Work through the data and say how many lines contain "kind". The number alone is the answer.

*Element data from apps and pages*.
━━━━━━━━━━━━━━━━━━━━

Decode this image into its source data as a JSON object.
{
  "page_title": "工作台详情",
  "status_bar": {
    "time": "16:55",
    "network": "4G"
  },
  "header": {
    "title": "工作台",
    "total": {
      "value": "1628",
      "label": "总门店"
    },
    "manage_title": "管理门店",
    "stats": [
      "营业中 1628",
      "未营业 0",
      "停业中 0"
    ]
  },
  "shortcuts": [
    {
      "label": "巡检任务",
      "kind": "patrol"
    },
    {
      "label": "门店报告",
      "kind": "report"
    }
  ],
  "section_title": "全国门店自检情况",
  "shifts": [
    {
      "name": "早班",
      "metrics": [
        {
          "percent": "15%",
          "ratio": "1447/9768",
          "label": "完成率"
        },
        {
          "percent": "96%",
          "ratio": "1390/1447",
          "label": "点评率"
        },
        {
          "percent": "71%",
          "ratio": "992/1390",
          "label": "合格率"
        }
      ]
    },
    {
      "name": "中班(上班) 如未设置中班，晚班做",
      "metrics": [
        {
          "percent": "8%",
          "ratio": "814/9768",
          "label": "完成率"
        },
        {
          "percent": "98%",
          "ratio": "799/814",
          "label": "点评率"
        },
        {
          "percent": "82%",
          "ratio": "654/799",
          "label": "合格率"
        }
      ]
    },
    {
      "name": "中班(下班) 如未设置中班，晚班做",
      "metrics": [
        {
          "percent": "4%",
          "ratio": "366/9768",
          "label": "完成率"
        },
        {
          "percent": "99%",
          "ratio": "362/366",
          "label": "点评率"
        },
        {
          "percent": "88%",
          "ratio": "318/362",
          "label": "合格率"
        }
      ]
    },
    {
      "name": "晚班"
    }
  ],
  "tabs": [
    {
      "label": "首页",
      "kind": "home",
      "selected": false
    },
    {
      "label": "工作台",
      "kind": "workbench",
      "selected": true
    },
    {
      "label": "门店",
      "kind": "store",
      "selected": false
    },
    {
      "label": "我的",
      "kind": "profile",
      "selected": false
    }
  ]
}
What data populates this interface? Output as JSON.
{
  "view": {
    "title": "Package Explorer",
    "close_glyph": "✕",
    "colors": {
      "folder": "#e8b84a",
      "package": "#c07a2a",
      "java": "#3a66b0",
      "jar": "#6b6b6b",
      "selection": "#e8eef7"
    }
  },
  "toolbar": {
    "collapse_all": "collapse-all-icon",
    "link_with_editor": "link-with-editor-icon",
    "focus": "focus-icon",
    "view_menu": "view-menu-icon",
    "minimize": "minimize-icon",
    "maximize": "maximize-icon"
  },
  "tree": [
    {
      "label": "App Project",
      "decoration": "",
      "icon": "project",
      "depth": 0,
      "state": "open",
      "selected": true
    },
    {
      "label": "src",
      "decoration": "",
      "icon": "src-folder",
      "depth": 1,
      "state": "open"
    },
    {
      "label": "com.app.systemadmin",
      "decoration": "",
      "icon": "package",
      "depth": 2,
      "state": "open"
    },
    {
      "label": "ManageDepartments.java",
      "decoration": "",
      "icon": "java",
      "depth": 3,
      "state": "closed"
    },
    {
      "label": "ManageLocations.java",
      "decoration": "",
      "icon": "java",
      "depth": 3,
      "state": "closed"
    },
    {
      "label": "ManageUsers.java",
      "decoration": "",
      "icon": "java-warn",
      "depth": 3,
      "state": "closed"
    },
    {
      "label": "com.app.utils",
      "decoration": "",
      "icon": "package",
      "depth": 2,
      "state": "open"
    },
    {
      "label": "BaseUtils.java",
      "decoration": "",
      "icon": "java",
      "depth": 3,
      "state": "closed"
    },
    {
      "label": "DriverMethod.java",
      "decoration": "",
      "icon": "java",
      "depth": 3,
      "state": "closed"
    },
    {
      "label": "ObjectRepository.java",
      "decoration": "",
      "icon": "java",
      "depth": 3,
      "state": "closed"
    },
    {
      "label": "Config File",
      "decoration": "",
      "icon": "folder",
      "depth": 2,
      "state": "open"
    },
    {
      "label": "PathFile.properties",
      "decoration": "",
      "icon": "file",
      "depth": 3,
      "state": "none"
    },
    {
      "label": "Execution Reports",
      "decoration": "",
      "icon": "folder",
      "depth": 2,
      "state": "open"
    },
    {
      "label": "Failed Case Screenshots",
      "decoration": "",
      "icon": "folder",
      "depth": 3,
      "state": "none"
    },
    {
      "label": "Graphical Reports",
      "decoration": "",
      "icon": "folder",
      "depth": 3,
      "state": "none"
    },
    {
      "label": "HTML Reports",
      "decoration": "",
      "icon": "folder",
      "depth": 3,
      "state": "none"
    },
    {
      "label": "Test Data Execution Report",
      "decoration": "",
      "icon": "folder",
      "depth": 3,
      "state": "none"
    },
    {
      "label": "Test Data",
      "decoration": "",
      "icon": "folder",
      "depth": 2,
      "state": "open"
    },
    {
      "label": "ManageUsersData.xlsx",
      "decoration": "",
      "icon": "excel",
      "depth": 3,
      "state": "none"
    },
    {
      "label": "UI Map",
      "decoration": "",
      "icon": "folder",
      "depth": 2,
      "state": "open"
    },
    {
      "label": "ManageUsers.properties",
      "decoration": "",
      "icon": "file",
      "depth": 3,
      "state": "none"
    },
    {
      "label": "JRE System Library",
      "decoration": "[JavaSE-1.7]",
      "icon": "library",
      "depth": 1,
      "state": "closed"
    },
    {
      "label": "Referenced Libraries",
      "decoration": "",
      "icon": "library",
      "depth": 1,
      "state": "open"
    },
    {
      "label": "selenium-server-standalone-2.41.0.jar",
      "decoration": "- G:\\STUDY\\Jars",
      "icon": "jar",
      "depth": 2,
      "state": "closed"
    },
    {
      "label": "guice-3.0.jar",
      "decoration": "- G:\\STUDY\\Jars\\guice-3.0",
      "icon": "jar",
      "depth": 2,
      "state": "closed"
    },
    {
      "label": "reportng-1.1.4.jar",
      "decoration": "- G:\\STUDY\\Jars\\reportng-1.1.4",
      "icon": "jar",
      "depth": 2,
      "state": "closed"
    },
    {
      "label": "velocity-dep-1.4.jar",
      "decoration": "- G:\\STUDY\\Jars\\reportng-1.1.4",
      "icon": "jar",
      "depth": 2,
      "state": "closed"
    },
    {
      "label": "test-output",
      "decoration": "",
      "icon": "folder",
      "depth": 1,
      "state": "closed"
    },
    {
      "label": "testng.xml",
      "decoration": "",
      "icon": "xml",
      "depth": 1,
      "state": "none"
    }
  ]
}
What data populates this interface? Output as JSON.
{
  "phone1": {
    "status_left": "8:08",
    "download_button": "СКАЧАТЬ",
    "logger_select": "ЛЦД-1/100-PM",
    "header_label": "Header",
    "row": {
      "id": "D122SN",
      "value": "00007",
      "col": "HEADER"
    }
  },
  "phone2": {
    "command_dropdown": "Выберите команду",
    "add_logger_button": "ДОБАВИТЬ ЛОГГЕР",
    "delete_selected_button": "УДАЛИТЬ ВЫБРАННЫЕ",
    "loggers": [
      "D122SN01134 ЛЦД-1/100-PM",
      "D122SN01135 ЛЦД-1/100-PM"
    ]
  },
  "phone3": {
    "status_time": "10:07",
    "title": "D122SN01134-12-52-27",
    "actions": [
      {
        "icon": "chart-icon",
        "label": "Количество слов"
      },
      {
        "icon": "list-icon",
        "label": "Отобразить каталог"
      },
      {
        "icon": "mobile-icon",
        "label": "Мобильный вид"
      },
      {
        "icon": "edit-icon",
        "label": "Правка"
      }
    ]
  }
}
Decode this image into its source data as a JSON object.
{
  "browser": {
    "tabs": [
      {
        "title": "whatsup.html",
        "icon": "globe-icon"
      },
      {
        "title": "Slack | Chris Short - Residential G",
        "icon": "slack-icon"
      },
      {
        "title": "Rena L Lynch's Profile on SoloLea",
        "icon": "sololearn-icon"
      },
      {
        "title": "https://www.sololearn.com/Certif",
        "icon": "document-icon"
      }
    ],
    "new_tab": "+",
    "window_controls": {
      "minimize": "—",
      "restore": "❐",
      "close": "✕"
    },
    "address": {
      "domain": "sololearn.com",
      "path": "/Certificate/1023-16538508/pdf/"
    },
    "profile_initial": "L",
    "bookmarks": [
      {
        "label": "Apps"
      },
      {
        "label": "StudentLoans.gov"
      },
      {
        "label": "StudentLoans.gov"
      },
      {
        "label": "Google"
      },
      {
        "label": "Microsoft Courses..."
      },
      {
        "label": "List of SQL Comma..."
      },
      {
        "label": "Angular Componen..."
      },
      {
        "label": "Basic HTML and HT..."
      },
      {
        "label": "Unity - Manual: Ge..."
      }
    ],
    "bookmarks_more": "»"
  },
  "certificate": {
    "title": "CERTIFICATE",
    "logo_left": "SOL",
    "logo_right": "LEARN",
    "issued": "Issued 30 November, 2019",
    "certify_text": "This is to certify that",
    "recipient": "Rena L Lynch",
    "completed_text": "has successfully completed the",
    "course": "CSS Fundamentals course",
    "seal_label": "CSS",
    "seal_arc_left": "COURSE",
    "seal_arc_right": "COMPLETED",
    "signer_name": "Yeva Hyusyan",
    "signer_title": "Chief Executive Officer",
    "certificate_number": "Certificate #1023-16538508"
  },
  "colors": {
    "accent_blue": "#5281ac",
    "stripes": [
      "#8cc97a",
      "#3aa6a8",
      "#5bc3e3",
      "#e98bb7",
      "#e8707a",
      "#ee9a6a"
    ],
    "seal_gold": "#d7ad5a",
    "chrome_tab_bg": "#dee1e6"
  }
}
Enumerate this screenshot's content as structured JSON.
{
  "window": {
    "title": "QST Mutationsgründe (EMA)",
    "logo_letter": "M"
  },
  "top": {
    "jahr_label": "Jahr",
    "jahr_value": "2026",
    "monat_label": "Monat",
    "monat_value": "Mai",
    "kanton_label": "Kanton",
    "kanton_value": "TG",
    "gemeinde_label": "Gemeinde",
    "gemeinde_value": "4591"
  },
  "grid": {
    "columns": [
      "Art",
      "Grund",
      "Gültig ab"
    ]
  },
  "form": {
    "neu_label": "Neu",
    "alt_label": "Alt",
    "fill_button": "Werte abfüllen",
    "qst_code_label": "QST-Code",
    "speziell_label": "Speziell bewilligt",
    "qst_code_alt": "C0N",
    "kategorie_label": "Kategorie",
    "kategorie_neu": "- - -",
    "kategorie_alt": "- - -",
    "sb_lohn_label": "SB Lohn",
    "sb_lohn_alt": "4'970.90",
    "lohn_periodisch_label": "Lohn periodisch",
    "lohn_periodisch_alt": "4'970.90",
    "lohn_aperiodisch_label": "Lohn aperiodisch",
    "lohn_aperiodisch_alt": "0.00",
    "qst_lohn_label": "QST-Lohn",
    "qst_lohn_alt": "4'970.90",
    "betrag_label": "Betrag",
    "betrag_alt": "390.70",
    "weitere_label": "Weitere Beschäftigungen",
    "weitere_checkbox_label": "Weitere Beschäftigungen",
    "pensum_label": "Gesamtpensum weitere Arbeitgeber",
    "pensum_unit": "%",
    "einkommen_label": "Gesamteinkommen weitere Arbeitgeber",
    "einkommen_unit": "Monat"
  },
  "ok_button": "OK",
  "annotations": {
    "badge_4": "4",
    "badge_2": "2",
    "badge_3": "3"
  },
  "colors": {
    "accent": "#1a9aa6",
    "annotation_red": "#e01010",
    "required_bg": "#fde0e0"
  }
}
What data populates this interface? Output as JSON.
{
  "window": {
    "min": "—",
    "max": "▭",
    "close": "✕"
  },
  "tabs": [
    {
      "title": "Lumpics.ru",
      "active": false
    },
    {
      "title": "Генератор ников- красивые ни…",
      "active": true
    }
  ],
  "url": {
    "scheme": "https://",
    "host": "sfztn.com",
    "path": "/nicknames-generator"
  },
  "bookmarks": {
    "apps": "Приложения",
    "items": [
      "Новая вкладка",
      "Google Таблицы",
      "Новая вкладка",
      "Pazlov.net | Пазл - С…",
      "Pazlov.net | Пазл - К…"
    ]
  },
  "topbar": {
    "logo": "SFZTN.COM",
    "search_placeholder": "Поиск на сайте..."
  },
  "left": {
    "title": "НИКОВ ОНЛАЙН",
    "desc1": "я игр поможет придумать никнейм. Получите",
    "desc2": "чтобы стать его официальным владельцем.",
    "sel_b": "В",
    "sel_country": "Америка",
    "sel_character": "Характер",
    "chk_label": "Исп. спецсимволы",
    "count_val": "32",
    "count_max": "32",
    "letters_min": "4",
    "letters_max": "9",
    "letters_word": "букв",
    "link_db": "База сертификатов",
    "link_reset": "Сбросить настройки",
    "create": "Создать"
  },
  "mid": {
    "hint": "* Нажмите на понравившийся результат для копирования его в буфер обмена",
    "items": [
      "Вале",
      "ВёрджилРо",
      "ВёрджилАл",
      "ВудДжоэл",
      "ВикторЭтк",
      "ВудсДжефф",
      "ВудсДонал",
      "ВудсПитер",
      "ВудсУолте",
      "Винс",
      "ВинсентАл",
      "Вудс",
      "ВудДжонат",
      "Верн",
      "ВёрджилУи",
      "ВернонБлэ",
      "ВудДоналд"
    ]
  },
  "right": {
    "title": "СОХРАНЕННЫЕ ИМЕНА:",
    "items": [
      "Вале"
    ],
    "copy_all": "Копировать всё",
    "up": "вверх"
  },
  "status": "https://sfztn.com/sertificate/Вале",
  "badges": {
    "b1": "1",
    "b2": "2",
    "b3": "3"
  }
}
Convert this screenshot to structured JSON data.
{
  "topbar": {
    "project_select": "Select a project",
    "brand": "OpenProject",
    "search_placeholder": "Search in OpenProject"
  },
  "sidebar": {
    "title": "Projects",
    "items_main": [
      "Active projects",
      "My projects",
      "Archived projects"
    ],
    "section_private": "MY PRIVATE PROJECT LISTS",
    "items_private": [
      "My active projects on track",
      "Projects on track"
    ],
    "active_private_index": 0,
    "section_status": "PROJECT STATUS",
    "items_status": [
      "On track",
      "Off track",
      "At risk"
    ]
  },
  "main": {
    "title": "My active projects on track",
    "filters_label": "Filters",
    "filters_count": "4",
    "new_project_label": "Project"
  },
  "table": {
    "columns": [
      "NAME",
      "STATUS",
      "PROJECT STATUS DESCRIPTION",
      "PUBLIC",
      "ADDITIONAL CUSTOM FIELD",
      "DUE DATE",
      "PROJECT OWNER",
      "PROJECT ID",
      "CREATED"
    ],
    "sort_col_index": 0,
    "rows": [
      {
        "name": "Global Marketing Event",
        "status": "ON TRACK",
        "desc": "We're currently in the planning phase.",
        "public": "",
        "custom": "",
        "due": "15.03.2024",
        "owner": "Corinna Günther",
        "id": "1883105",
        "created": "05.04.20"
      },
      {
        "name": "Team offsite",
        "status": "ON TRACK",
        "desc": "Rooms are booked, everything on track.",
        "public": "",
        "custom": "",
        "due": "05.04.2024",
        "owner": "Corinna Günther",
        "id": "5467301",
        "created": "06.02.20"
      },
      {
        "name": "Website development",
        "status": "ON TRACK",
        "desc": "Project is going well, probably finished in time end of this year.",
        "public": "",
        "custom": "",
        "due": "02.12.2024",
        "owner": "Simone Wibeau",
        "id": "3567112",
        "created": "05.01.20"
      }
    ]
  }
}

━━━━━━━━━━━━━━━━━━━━

*FINISHED EXERCISE*. 6